SUPPLIED RECORDS:
══════════
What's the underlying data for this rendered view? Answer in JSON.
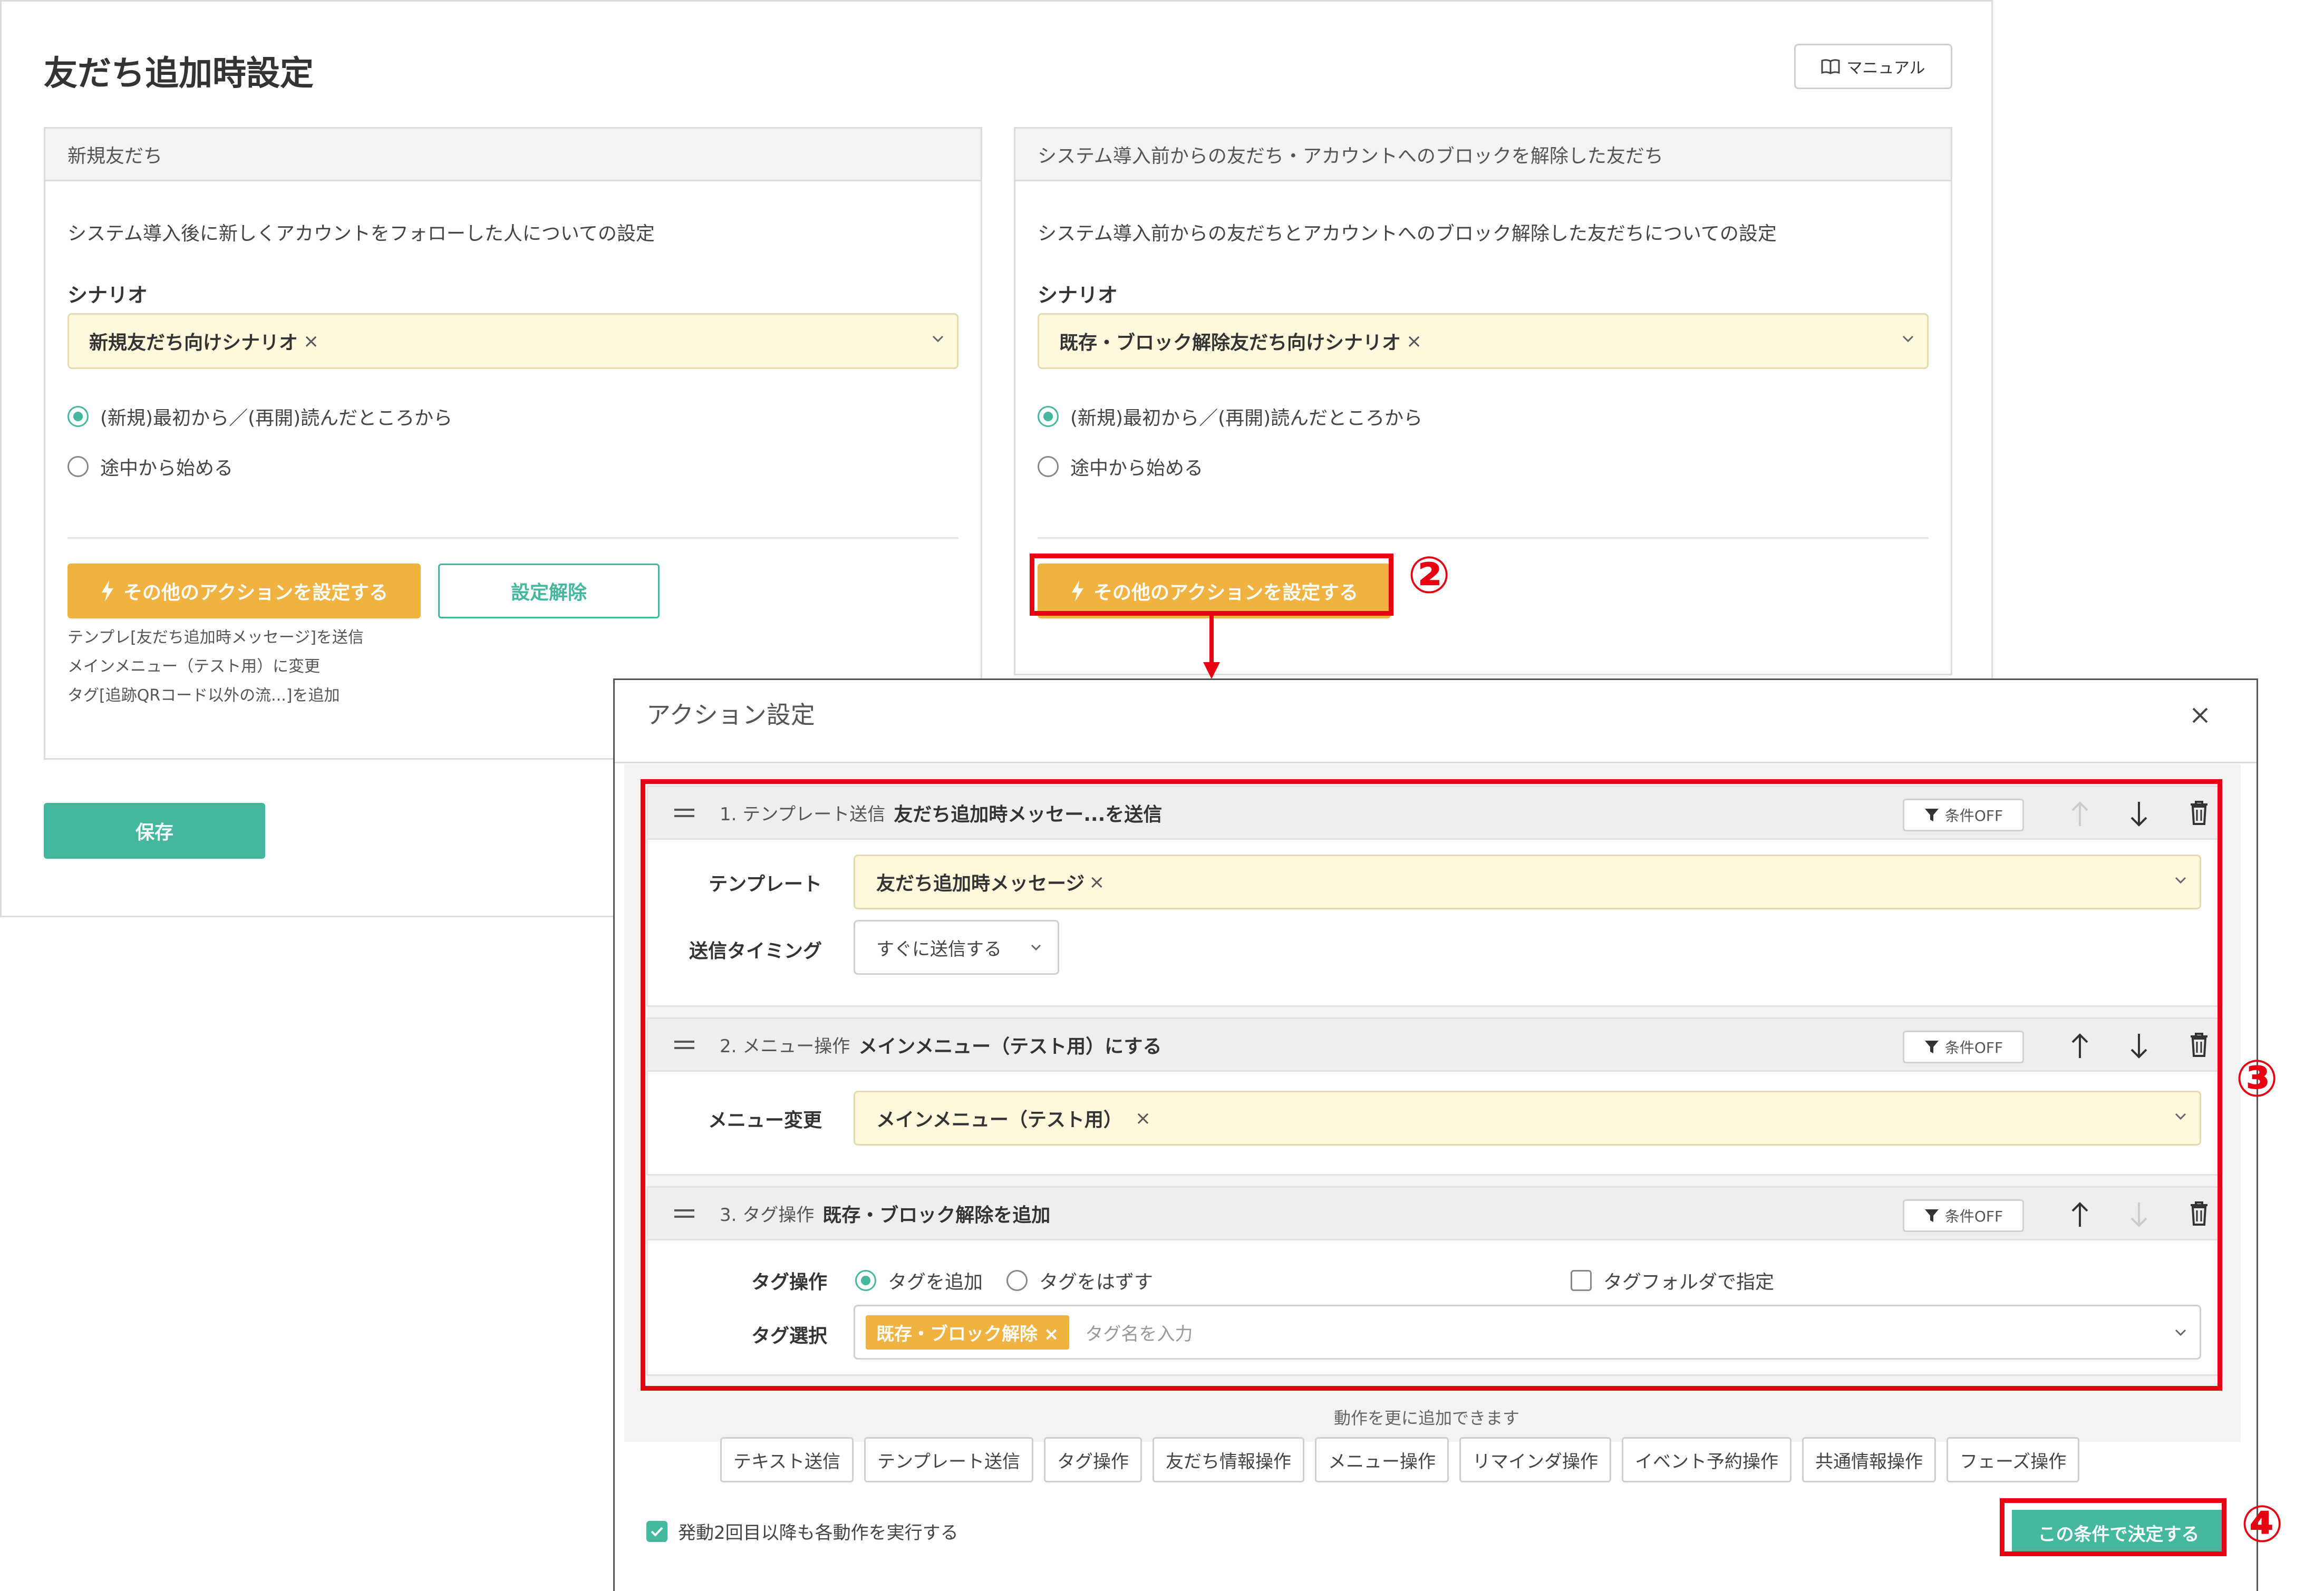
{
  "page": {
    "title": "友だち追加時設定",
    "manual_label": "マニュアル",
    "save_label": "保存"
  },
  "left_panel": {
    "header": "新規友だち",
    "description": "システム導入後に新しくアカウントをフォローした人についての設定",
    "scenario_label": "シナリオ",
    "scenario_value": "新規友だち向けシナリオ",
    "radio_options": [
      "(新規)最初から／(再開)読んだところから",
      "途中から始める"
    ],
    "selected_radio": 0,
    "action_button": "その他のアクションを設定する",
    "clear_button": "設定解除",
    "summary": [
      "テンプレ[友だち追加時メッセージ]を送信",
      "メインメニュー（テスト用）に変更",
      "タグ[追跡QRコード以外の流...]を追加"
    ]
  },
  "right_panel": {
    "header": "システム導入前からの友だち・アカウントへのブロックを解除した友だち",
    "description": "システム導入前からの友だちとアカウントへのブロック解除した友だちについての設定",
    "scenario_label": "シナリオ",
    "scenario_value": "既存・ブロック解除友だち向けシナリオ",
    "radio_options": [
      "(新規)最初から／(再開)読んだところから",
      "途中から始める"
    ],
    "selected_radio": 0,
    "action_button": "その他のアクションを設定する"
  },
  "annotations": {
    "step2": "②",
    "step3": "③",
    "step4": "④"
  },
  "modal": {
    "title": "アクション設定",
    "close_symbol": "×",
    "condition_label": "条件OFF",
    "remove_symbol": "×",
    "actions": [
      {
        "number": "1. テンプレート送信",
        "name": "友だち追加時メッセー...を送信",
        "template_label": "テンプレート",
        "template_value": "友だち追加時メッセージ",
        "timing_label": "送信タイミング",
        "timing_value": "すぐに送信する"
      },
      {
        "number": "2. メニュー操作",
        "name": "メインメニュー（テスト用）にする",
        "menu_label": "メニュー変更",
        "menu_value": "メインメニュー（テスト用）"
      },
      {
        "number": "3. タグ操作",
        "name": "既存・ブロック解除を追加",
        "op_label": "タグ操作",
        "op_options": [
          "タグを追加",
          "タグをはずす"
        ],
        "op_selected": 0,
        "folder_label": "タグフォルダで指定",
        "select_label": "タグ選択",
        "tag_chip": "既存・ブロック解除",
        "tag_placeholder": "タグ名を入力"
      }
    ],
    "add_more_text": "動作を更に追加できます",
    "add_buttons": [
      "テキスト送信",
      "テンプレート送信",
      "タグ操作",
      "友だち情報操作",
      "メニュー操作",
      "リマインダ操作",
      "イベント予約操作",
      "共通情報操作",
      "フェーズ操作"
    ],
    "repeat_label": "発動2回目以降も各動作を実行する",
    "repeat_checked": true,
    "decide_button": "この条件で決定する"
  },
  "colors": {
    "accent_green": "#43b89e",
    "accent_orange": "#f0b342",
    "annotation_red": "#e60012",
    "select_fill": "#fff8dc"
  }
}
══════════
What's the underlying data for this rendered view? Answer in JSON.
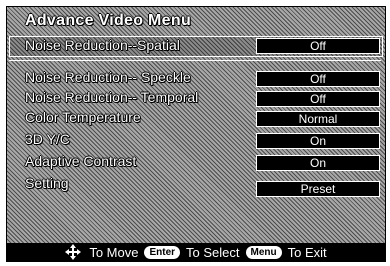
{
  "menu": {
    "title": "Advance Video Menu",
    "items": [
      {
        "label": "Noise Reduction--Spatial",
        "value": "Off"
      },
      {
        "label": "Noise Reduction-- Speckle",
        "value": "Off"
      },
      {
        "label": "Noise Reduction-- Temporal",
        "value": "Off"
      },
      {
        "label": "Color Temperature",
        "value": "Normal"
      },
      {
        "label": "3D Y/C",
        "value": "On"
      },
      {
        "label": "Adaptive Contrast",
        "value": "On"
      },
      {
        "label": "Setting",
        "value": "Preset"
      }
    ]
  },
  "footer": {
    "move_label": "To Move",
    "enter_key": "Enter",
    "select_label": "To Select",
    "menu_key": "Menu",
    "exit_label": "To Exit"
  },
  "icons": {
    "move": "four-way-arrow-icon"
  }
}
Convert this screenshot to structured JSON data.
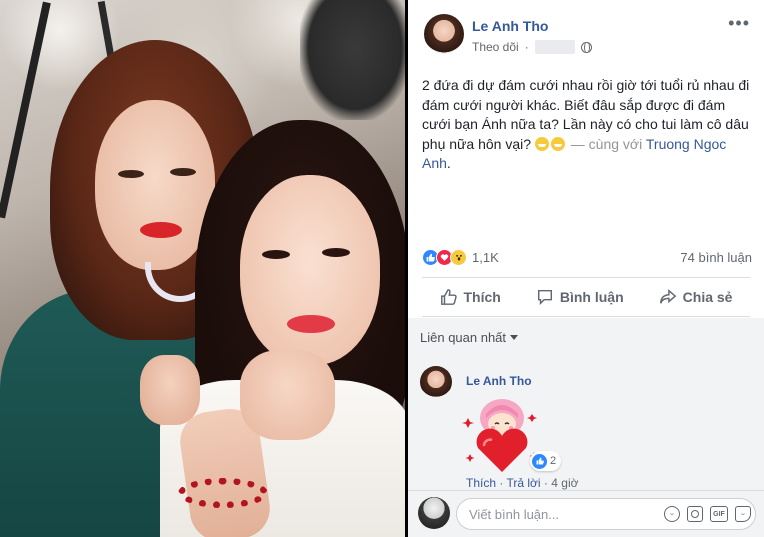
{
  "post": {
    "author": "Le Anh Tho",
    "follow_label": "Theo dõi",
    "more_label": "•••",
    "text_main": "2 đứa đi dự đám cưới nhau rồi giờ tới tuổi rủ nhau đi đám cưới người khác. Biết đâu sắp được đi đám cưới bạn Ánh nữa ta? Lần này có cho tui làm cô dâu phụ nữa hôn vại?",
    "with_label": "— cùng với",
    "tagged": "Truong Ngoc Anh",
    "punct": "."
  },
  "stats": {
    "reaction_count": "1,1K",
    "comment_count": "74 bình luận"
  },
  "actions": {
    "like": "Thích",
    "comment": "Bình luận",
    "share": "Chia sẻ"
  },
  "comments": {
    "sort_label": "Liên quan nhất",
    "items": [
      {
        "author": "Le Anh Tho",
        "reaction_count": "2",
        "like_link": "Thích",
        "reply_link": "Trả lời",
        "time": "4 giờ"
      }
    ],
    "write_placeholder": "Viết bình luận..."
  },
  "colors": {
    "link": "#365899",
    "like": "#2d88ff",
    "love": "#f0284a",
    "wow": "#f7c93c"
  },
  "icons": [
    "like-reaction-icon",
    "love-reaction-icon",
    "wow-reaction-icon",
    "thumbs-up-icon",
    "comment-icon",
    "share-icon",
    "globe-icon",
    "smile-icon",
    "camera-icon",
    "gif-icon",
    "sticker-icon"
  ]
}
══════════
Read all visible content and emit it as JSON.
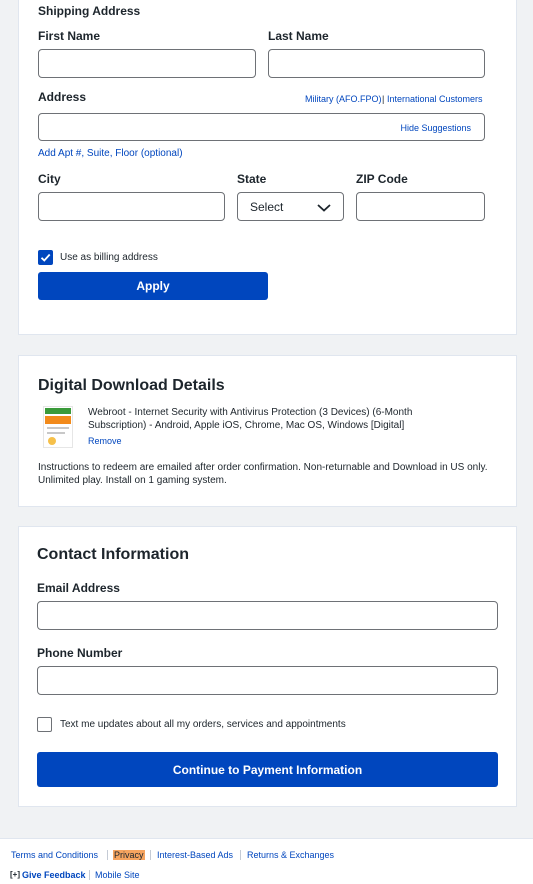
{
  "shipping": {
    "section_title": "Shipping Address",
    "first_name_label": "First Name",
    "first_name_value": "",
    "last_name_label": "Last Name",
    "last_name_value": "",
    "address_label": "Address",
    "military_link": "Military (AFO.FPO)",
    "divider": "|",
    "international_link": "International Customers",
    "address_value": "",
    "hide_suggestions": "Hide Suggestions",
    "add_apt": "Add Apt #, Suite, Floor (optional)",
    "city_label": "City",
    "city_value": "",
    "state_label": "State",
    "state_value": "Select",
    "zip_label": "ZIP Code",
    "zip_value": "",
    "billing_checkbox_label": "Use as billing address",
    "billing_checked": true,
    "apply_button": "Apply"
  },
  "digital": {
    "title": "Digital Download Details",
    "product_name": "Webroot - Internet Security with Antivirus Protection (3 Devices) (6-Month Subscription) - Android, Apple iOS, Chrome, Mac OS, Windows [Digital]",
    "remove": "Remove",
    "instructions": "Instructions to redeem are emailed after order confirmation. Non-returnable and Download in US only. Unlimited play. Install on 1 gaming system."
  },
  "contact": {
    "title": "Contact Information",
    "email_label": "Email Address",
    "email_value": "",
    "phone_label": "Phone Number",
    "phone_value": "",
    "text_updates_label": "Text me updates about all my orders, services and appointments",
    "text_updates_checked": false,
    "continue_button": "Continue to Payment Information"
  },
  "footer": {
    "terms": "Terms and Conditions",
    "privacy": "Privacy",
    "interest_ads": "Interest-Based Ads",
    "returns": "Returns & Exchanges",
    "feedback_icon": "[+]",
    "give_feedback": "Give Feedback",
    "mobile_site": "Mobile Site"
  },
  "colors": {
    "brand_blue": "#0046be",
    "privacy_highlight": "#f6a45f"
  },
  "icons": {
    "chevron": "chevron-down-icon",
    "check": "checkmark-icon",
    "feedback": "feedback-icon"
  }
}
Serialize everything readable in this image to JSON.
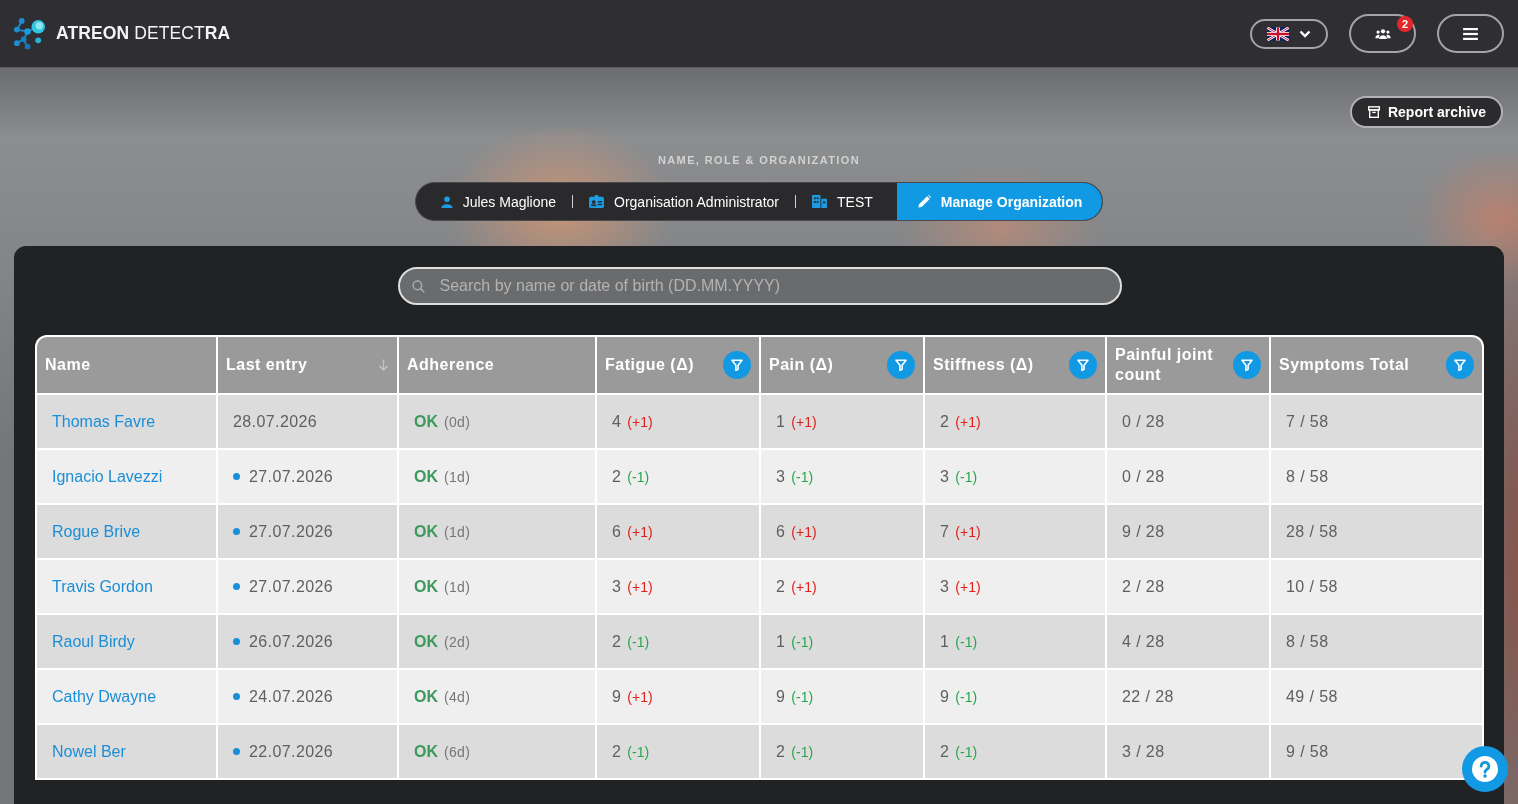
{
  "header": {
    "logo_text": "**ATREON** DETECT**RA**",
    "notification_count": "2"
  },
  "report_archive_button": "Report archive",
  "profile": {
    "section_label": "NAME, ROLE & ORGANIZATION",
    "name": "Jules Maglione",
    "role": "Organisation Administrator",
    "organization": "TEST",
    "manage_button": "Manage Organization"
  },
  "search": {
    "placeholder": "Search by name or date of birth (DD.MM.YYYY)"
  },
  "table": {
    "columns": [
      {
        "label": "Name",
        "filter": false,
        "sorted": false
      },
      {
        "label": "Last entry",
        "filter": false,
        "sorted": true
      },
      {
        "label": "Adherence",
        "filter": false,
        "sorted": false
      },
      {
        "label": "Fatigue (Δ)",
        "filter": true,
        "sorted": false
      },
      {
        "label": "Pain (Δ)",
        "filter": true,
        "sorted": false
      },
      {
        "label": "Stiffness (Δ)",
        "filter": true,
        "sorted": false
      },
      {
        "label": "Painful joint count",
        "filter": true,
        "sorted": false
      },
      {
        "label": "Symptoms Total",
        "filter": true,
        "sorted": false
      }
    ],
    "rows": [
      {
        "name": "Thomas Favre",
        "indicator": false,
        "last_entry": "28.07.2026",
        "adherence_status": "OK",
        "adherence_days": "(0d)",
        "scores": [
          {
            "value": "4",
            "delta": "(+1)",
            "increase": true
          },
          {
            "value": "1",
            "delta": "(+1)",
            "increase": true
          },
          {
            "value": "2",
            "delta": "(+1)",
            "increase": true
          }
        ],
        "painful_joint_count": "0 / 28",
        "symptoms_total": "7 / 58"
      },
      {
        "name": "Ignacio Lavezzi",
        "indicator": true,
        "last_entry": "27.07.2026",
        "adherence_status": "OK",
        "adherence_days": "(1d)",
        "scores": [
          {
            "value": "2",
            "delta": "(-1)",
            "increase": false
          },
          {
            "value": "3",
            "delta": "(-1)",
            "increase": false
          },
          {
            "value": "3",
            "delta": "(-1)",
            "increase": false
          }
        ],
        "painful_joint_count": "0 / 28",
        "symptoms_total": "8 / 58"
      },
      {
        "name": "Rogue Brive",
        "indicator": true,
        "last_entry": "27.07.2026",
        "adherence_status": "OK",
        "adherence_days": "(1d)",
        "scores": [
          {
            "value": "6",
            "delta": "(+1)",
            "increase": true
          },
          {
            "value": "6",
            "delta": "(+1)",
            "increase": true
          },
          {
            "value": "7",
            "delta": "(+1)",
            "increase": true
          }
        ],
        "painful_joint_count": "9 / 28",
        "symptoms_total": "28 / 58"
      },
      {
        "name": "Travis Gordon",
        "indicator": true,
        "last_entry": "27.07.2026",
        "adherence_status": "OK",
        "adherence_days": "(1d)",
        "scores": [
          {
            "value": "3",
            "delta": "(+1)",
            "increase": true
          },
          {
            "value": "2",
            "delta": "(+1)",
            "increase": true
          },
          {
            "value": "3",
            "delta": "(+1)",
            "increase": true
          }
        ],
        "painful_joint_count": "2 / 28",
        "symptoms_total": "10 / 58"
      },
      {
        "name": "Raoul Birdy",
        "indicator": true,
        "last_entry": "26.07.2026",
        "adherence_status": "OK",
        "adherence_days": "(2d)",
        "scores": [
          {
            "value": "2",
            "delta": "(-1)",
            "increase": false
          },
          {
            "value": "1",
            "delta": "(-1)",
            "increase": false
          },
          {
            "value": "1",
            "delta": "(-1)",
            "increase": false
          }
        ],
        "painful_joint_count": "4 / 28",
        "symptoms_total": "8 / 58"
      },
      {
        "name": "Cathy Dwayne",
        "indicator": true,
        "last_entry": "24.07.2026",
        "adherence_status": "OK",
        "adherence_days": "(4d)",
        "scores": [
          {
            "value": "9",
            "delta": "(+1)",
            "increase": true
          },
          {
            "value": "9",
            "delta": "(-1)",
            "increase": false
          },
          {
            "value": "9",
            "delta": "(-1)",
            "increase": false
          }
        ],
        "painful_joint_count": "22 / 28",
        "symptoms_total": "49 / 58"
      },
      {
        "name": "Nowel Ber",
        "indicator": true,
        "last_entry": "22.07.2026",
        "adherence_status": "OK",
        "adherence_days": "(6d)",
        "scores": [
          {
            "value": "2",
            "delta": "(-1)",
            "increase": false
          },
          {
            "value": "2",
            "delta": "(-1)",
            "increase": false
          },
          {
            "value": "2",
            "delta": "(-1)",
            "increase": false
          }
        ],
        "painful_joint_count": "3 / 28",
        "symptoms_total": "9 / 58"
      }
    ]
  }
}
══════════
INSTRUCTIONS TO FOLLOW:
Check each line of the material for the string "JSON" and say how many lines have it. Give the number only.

SOLUTION TO THIS EXERCISE:
5